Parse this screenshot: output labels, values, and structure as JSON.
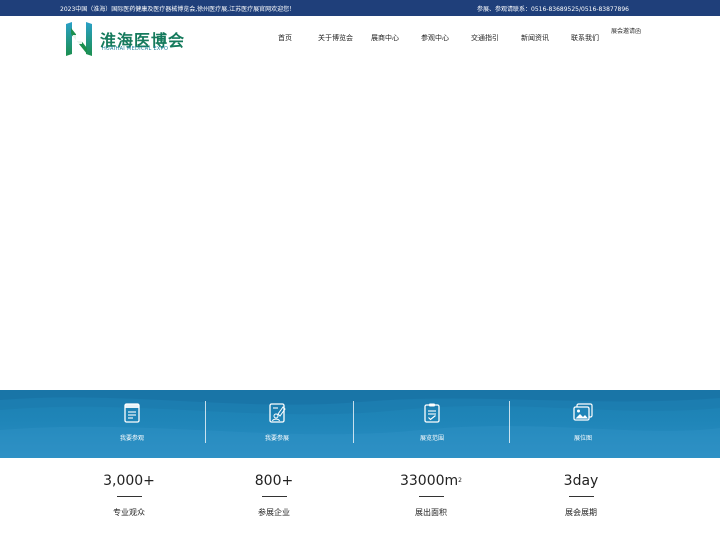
{
  "topbar": {
    "welcome": "2023中国（淮海）国际医药健康及医疗器械博览会,徐州医疗展,江苏医疗展官网欢迎您！",
    "contact": "参展、参观请联系：0516-83689525/0516-83877896"
  },
  "logo": {
    "cn": "淮海医博会",
    "en": "HUAIHAI MEDICAL EXPO"
  },
  "nav": {
    "items": [
      {
        "label": "首页"
      },
      {
        "label": "关于博览会"
      },
      {
        "label": "展商中心"
      },
      {
        "label": "参观中心"
      },
      {
        "label": "交通指引"
      },
      {
        "label": "新闻资讯"
      },
      {
        "label": "联系我们"
      }
    ],
    "invite": "展会邀请函"
  },
  "quicklinks": [
    {
      "label": "我要参观",
      "icon": "document-list-icon"
    },
    {
      "label": "我要参展",
      "icon": "registration-form-icon"
    },
    {
      "label": "展览范围",
      "icon": "checklist-icon"
    },
    {
      "label": "展位图",
      "icon": "image-gallery-icon"
    }
  ],
  "stats": [
    {
      "value": "3,000+",
      "sup": "",
      "label": "专业观众"
    },
    {
      "value": "800+",
      "sup": "",
      "label": "参展企业"
    },
    {
      "value": "33000m",
      "sup": "2",
      "label": "展出面积"
    },
    {
      "value": "3day",
      "sup": "",
      "label": "展会展期"
    }
  ],
  "colors": {
    "topbar": "#1f3f7a",
    "band": "#1f85b8",
    "logo_green": "#157a5c"
  }
}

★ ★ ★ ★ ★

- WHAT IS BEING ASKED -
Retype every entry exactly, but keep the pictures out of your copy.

- ANSWER BOX -
Parse this screenshot: output labels, values, and structure as JSON.
{
  "topbar": {
    "welcome": "2023中国（淮海）国际医药健康及医疗器械博览会,徐州医疗展,江苏医疗展官网欢迎您！",
    "contact": "参展、参观请联系：0516-83689525/0516-83877896"
  },
  "logo": {
    "cn": "淮海医博会",
    "en": "HUAIHAI MEDICAL EXPO"
  },
  "nav": {
    "items": [
      {
        "label": "首页"
      },
      {
        "label": "关于博览会"
      },
      {
        "label": "展商中心"
      },
      {
        "label": "参观中心"
      },
      {
        "label": "交通指引"
      },
      {
        "label": "新闻资讯"
      },
      {
        "label": "联系我们"
      }
    ],
    "invite": "展会邀请函"
  },
  "quicklinks": [
    {
      "label": "我要参观",
      "icon": "document-list-icon"
    },
    {
      "label": "我要参展",
      "icon": "registration-form-icon"
    },
    {
      "label": "展览范围",
      "icon": "checklist-icon"
    },
    {
      "label": "展位图",
      "icon": "image-gallery-icon"
    }
  ],
  "stats": [
    {
      "value": "3,000+",
      "sup": "",
      "label": "专业观众"
    },
    {
      "value": "800+",
      "sup": "",
      "label": "参展企业"
    },
    {
      "value": "33000m",
      "sup": "2",
      "label": "展出面积"
    },
    {
      "value": "3day",
      "sup": "",
      "label": "展会展期"
    }
  ],
  "colors": {
    "topbar": "#1f3f7a",
    "band": "#1f85b8",
    "logo_green": "#157a5c"
  }
}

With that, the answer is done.